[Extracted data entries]
/---
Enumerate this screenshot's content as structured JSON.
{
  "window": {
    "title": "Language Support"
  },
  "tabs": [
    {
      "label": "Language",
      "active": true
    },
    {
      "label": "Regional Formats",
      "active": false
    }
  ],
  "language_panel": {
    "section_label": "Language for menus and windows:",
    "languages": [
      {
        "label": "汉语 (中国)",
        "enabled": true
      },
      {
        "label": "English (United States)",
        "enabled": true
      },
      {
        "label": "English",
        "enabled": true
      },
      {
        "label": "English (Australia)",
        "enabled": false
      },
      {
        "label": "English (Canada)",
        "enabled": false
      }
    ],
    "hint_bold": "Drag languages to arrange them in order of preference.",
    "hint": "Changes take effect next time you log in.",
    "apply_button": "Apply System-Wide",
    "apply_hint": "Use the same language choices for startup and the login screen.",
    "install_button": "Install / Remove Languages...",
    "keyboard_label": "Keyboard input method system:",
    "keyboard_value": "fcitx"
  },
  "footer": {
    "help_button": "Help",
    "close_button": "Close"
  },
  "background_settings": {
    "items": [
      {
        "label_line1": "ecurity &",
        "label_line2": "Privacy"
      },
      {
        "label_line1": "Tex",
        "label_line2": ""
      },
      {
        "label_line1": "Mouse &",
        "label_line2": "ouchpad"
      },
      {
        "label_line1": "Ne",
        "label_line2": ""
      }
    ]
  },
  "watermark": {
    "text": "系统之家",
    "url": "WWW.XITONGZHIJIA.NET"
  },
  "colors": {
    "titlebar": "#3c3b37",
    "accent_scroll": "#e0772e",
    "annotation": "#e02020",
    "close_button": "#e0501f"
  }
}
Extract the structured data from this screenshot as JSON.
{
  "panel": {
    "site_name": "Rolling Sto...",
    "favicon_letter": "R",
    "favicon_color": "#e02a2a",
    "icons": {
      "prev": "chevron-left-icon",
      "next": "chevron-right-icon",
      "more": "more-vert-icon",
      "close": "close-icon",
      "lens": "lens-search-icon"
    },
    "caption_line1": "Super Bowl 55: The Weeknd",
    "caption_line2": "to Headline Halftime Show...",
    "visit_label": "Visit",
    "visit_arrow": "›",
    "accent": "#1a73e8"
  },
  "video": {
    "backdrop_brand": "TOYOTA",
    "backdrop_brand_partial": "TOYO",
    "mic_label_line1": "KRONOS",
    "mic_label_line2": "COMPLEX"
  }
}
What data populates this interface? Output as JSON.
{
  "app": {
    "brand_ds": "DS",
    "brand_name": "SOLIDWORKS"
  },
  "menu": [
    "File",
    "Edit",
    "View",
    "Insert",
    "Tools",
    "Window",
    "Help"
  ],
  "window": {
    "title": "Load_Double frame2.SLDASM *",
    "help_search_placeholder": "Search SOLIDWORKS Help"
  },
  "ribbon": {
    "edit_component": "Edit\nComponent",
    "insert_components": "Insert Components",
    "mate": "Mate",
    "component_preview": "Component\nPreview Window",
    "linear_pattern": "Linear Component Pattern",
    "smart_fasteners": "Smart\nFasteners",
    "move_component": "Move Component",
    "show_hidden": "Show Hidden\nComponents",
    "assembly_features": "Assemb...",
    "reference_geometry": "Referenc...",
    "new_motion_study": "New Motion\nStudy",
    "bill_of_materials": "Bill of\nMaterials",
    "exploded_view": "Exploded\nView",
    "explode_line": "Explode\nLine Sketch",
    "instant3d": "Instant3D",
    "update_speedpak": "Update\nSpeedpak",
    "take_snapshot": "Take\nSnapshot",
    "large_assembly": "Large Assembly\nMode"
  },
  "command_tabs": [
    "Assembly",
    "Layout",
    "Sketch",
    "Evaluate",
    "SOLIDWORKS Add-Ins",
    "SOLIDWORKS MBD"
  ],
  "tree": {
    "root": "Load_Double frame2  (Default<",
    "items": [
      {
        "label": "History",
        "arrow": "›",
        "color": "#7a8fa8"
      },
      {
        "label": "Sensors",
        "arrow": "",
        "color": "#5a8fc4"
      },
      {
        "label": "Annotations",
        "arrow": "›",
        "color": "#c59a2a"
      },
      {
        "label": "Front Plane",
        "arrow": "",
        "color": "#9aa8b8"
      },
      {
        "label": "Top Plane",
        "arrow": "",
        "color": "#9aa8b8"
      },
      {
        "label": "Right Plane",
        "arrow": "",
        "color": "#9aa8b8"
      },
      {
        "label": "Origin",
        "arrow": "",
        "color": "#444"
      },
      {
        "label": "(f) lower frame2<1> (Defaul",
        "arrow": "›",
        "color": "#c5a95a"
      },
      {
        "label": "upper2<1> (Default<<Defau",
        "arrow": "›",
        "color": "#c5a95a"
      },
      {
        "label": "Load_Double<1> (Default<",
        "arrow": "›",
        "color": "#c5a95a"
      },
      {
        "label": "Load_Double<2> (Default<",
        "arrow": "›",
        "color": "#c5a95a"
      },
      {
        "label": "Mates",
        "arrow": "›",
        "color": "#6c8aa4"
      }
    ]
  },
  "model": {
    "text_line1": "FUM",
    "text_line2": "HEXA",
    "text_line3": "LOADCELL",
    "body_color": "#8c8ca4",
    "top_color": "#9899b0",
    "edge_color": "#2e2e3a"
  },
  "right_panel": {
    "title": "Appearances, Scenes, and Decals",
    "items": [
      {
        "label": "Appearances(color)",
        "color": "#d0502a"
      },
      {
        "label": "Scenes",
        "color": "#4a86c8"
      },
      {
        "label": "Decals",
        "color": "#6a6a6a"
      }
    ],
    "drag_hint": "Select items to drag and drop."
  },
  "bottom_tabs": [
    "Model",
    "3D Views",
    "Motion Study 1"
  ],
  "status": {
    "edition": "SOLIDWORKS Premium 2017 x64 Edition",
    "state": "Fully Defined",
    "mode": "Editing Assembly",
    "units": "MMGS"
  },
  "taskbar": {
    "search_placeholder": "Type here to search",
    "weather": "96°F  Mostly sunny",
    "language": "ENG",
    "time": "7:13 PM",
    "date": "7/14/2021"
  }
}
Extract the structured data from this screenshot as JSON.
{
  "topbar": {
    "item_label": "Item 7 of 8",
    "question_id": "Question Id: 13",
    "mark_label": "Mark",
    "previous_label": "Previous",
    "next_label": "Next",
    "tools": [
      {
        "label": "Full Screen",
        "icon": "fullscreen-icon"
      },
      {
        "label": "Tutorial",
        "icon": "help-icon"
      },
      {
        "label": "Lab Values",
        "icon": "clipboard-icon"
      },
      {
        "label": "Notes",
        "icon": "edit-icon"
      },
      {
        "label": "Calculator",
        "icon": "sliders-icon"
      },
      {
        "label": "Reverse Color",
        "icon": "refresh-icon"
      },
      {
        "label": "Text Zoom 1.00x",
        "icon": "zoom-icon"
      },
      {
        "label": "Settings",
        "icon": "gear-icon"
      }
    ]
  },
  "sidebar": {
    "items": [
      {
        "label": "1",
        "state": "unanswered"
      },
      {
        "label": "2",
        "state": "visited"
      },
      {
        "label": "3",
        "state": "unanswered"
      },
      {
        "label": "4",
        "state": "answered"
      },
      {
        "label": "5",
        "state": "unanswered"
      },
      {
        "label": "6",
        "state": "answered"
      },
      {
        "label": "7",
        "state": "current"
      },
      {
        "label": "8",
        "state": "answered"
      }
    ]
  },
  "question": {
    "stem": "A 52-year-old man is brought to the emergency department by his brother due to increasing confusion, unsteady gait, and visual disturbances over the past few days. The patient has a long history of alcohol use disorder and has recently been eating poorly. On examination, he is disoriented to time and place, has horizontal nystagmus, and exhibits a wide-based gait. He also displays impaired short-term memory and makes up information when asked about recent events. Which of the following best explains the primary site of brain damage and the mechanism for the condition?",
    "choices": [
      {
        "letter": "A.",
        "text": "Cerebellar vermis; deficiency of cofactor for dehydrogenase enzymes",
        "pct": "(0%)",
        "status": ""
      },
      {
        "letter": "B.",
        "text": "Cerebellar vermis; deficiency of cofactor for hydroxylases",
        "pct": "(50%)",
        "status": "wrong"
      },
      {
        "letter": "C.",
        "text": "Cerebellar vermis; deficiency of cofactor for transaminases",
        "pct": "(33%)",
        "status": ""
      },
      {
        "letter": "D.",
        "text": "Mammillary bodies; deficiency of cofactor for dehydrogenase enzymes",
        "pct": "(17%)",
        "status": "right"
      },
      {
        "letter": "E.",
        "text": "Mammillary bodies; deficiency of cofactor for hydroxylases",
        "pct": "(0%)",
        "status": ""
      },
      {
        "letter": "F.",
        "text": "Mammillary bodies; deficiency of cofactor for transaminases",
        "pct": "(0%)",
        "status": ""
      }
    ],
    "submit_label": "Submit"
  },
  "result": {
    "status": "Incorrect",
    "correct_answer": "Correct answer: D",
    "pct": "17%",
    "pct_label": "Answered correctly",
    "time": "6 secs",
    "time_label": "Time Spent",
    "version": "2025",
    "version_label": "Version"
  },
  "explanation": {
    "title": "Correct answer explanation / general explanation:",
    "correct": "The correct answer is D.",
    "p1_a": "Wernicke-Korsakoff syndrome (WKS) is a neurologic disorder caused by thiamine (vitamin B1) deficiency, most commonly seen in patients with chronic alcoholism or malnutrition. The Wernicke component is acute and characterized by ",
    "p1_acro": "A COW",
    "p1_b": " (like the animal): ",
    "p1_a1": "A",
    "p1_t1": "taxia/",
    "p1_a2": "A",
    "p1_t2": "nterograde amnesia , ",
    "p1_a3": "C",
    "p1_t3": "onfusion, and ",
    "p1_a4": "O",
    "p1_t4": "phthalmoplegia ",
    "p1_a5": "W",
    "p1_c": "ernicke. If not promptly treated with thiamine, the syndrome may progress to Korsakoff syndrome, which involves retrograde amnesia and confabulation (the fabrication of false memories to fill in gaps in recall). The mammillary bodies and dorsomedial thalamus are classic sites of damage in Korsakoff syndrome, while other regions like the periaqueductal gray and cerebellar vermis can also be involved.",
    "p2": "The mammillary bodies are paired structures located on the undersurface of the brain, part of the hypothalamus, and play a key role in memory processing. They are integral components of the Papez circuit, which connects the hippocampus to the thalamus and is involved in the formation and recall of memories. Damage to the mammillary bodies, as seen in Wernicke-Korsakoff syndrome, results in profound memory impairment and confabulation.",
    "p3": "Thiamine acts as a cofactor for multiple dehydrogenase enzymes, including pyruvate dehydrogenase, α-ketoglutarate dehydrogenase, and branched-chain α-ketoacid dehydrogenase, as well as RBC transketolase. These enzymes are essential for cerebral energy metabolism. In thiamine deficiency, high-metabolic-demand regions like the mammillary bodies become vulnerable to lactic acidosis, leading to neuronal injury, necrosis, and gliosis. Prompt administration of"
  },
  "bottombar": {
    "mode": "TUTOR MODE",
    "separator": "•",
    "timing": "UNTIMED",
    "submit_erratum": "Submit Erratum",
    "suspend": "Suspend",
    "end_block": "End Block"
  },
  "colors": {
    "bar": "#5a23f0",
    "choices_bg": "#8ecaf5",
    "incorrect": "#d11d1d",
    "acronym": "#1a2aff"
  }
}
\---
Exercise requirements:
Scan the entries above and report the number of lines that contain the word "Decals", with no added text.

Task result:
2